This semester, Iowa State University’s Department of Agricultural and Biosystems Engineering professor Dirk Maier and doctorate student George Obeng-Akrofi hosted fellow members of the Kwame Nkrumah University of Science and Technology’s Engineers Without Borders (EWB-KNUST) student organization in Kumasi, Ghana.
Five members of the program, two KNUST students, two graduates from the university and the professor leading the team spent two weeks at ISU taking classes, attending seminars and working with EWB-ISU students and faculty.
The team has been working on several sustainable community development projects with ISU – collaborating with a remote, rural community in the Upper West Region of Ghana trying to provide people with improved water supply and distribution systems, rainwater catchment and a new health clinic. A lot of their time here has centered around discussions for this on-going collaboration, working with EWB members here on blueprints and ideas to implement in Ghana. With funding from a U.S. State Department University Partnership Initiative grant, the ISU EWB members and the KNUST EWB members have been able to rotate meetings between Ames and Ghana. While the teams consistently communicate virtually, the in-person meetings allow more opportunities to build relationships and learn more about each other.
“Being a part of this community has allowed us to share ideas with each other, and to help develop some personal skills,” said Emmanuel Padmore Mantey, president of EWB-KNUST.
“Here, we are having fruitful interactions, talking about what we can do to alter designs and things like that,” said James Afful, who graduated from KNUST last year in mechanical engineering, and is now the project coordinator for EWB-KNUST.
KNUST faculty advisor Dr. Fred Owusu-Nimo also traveled to ISU with the EWB-KNUST members, guiding the members and working with professors here, as well.
“It is about the exchange of ideas and learning from each other,” Owusu-Nimo said. “The core reason for our trip is about the Engineers Without Borders collaboration, and it has all been very fruitful.”
When there is a collaborative exchange between EWB-ISU and EWB-KNUST students and faculty, the different perspectives that they gain are unlike any other, always learning new things and meeting new people.

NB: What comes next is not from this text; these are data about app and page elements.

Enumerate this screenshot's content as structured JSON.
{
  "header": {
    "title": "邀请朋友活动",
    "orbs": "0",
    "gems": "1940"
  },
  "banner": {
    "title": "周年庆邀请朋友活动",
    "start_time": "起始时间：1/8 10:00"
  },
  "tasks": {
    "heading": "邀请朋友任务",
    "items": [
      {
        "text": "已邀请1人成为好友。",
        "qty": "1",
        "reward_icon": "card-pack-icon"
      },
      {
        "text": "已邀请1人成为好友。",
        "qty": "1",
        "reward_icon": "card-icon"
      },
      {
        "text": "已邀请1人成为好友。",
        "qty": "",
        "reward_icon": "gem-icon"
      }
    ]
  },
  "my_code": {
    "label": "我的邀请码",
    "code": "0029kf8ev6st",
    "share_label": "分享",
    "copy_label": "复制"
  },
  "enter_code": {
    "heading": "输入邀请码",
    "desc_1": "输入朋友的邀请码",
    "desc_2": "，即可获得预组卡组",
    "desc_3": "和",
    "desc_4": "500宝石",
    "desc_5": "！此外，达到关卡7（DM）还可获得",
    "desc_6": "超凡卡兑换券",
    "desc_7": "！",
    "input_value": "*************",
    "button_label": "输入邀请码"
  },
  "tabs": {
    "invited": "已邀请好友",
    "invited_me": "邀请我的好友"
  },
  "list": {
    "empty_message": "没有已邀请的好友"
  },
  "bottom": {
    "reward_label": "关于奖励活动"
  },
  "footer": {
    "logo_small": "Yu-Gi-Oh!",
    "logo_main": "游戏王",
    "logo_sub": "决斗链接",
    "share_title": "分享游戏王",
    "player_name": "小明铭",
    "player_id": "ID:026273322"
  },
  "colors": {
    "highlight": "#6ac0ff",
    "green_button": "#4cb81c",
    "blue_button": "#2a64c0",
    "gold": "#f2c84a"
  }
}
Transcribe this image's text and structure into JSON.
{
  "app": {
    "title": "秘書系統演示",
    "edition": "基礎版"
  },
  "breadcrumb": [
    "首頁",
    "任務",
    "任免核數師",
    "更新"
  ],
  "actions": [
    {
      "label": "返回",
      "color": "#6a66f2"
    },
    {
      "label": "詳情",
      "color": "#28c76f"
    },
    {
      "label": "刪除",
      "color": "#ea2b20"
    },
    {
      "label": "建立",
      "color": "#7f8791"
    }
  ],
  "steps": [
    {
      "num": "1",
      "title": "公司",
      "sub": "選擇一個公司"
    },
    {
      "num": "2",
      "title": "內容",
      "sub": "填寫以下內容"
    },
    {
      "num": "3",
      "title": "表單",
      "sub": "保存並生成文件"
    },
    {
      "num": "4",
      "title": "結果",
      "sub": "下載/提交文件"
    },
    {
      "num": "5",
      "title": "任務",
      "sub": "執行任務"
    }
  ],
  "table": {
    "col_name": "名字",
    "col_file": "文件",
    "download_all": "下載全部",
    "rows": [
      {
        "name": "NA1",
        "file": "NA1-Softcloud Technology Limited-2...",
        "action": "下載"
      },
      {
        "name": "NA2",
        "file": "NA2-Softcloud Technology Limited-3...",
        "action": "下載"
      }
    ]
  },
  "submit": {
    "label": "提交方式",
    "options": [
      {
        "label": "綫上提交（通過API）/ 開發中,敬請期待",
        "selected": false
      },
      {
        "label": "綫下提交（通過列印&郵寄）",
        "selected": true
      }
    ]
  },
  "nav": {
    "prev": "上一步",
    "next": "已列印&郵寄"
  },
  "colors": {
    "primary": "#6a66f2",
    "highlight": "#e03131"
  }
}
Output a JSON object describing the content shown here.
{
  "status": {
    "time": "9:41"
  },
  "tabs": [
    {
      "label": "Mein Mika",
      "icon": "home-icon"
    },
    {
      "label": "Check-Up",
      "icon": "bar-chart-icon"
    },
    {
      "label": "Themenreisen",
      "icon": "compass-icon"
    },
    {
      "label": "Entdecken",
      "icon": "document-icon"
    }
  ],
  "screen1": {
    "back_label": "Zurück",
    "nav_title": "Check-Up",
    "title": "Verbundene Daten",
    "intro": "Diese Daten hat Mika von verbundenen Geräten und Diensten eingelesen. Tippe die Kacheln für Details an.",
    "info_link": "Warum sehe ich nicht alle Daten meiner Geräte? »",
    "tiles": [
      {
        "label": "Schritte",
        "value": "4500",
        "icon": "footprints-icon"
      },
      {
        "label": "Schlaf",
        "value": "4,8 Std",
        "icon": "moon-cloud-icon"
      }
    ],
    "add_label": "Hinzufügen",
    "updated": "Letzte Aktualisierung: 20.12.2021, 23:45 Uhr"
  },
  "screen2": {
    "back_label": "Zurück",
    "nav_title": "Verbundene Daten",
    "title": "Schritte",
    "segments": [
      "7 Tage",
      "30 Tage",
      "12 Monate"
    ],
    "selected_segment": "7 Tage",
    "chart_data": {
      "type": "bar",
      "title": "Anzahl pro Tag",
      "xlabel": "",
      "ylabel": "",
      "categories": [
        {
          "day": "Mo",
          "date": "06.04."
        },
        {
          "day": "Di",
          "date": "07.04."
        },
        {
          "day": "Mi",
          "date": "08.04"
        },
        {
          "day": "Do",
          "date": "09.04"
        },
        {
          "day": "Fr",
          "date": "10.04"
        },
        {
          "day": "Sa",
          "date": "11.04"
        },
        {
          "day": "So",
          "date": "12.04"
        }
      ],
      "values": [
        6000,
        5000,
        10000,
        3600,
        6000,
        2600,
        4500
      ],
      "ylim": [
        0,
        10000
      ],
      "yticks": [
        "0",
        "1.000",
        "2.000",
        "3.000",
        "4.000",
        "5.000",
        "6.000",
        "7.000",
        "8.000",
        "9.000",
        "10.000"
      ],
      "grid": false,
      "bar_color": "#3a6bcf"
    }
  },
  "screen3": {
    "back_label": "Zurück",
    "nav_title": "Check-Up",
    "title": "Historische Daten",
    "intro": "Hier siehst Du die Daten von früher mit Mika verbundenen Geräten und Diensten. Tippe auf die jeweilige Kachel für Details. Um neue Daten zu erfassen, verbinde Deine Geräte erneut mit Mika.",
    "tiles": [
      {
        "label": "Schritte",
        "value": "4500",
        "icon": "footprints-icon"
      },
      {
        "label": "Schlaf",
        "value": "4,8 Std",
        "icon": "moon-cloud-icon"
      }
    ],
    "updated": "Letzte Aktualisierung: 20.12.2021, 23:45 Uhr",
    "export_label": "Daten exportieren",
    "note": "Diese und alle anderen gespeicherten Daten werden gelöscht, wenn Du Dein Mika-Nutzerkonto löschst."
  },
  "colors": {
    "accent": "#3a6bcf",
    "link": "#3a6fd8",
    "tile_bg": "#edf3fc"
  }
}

“Getting to converse with professors and students has been my favorite part of being here,” Nancy Boamah, senior in chemical engineering at KNUST and project lead for the EWB-KNUST water supply team said. “We have been having conversations centered on Africa and as women engineers, and they have been giving us pieces of advice as women in engineering. I have learned a lot from them and from seeing other perspectives.”
Each of the EWB-KNUST members that visited had a different experience. With different focus areas for each member, they all attended different ISU classes based on their interests.
EWB-ISU members like Maier and Obeng-Akrofi are traveling to Ghana this coming May to connect in person again and advance projects that the teams have been working on together.